“Actually, if it’s molding that means it was good for you. Things that spoil quicker are better for you than things that sit on the shelf for years and years. If they don’t get rotten that means they have artificial preservatives.”
I couldn’t understand this at all. If I compared a strawberry-flavored gummy snack to an imperfectly-shaped, browning-on-one-edge, actual strawberry, as a kid I would have picked the gummy snack every time. Not just because it’s sweeter, but also because it looks prettier and lasts longer. I’ve never seen mold grow on a gummy snack. But of course we all know my dad was right: the less attractive real strawberry is better for you because it is natural and (hopefully) chemical-free.
I was thinking about this concept of perishable things versus imperishable things and Jesus’ promise of eternal life. I think our inclination toward beautiful, imperishable things (like gummy snacks) is an illustration of our eternal nature in a fallen world. We want things to last forever, but we’re forced to manufacture ways with chemical preservatives. Like the Twinkie, who along with the cockroach is said be the only thing that could survive a nuclear holocaust.
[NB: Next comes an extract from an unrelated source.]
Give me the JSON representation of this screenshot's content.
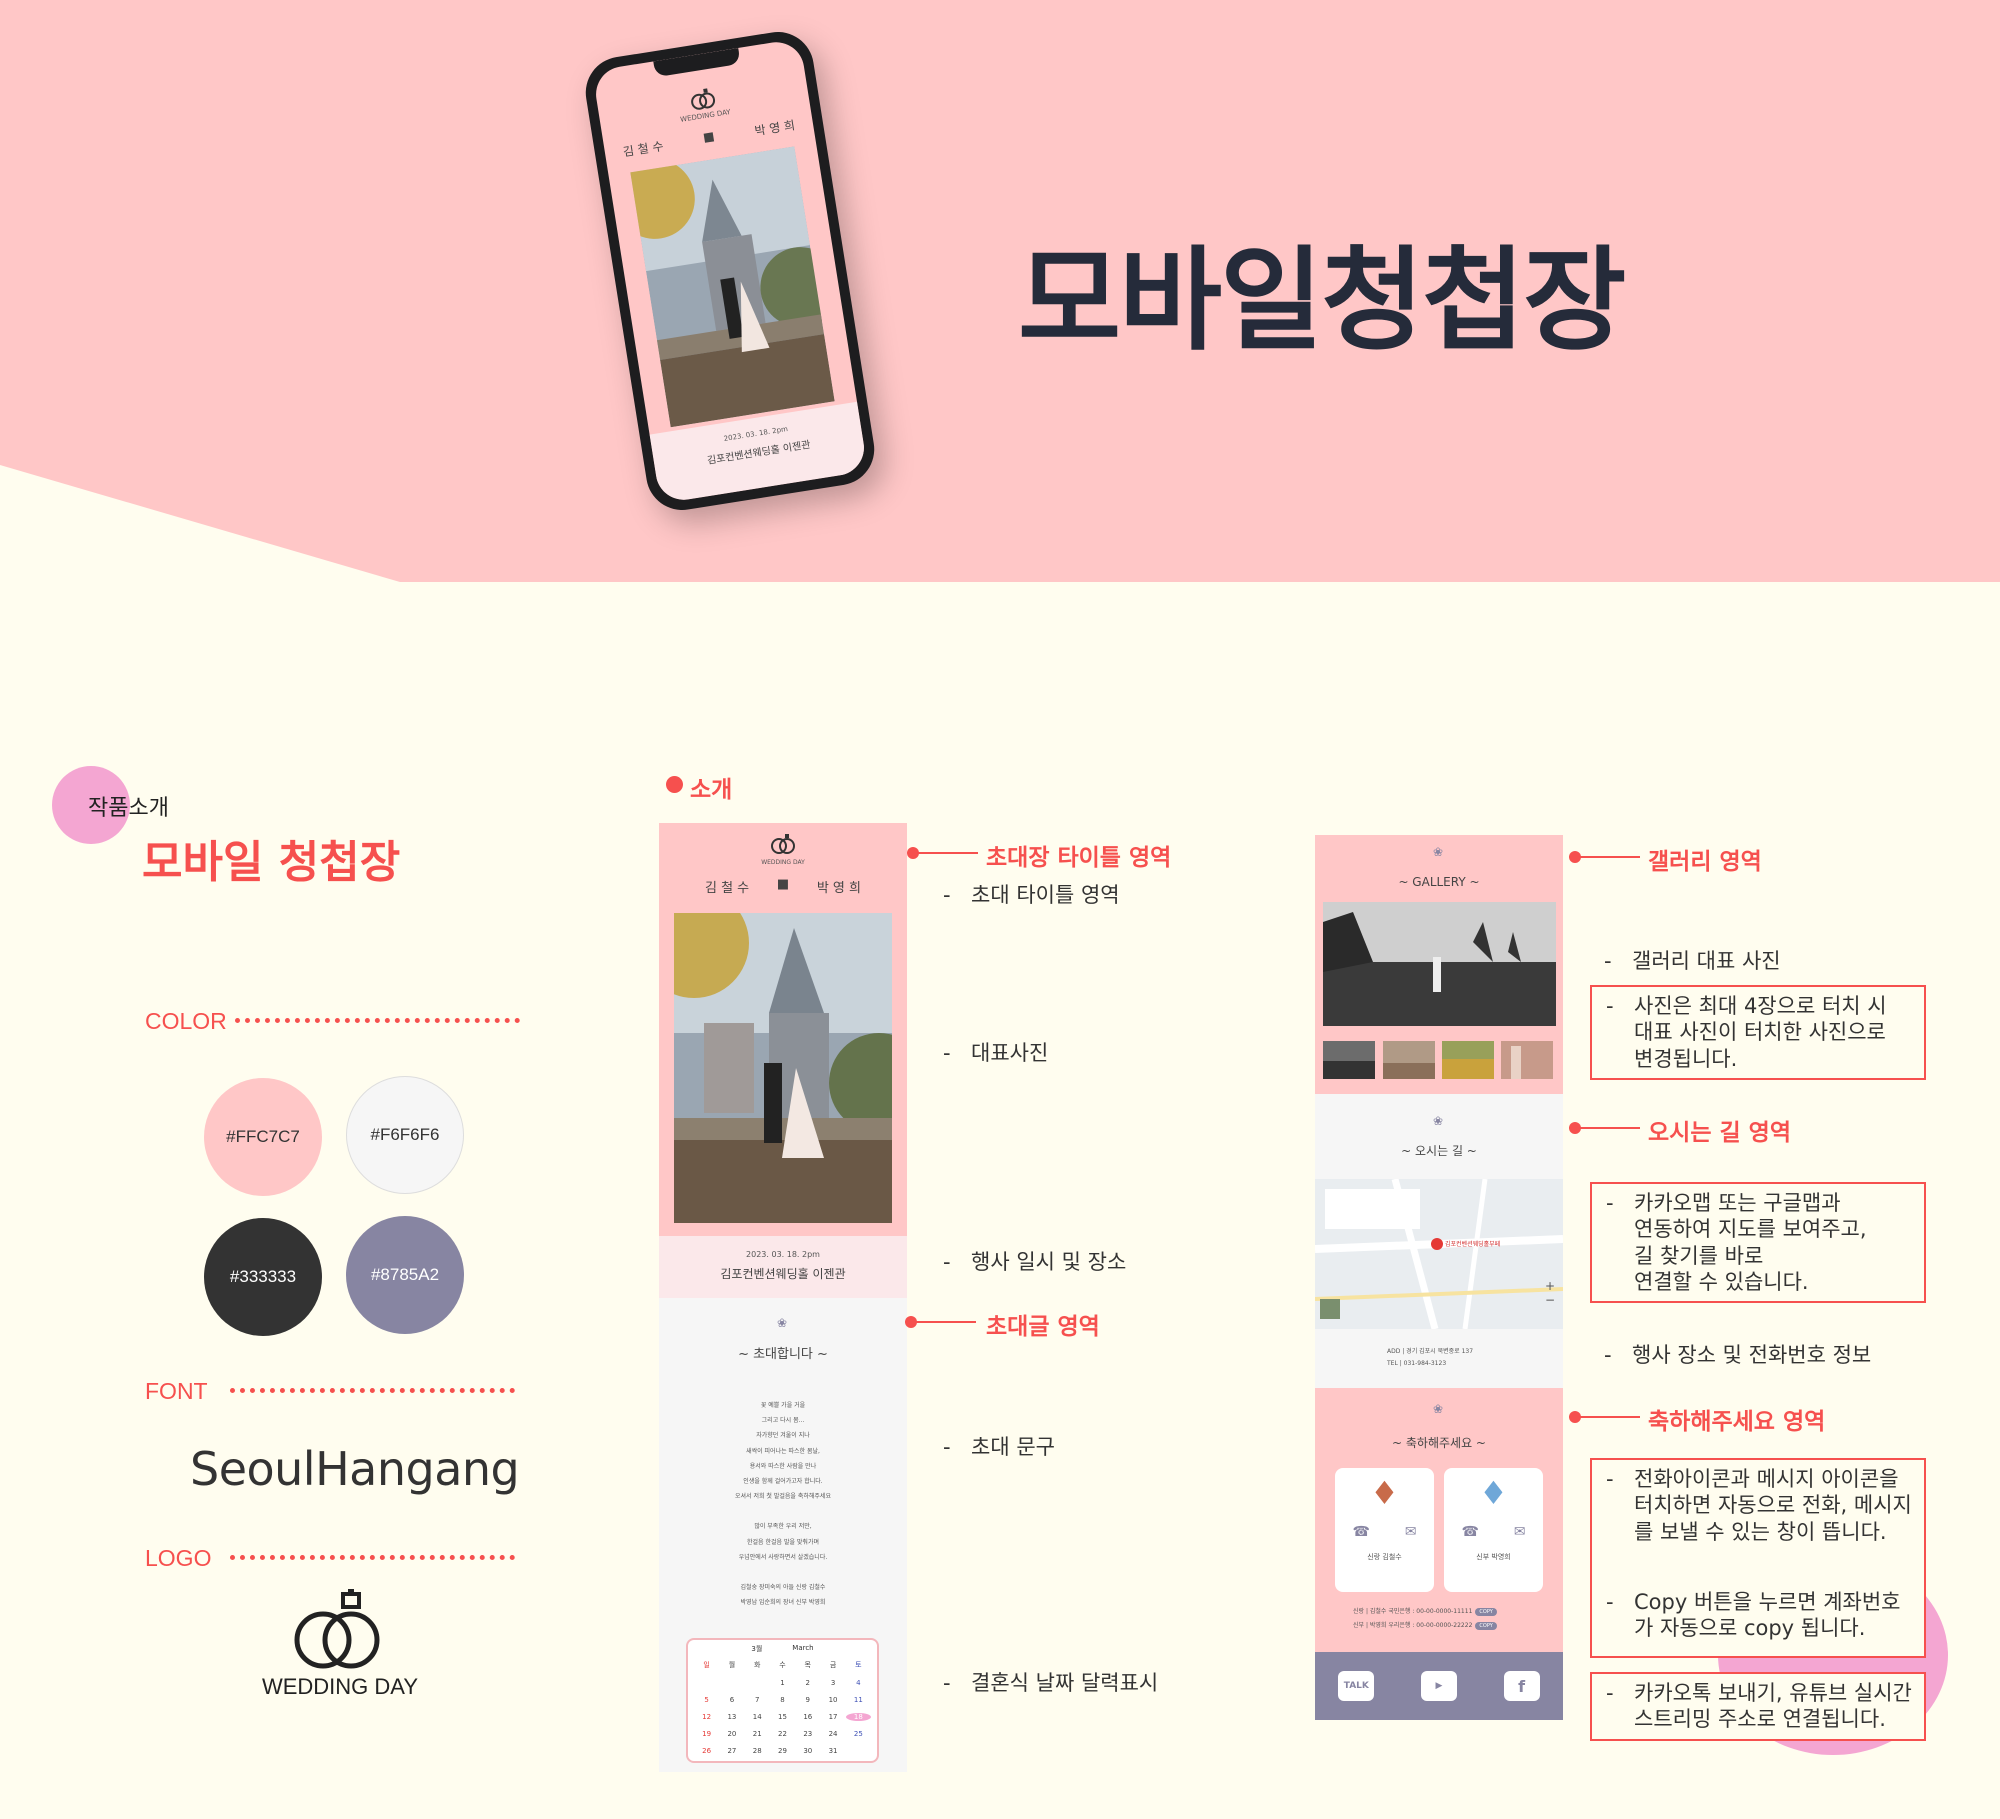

Jesus has a fascinating conversation with some of the folks from the group of 5,000 he miraculously fed in John 6. They’re basically looking for another bread handout, but Jesus says to them, “Do not labor for the food that perishes, but for the food that endures to eternal life, which the Son of Man will give to you. For on him God the Father has set his seal.” They don’t get it and ask Jesus for a sign from heaven like Moses manna in the wilderness. So he says, “Truly, truly, I say to you, it was not Moses who gave you the bread from heaven, but my Father gives you to the true bread from heaven. For the bread of God is he who comes down from heaven and gives life to this world.” They still don’t get it. They ask him for a piece of this magical, beautiful, nonperishable bread. So finally Jesus hits them with the kicker:
“I am the bread of life; whoever comes to me shall not hunger, and whoever believes in me shall never thirst.”
Jesus is the imperishable bread. He is his own perpetual nutrient source – no artificial preservatives needed. Unlike a Twinkie or a gummy snack, Jesus is both imperishable and eternally nutritious. What we long for in a fallen world is found in Him and in Him alone.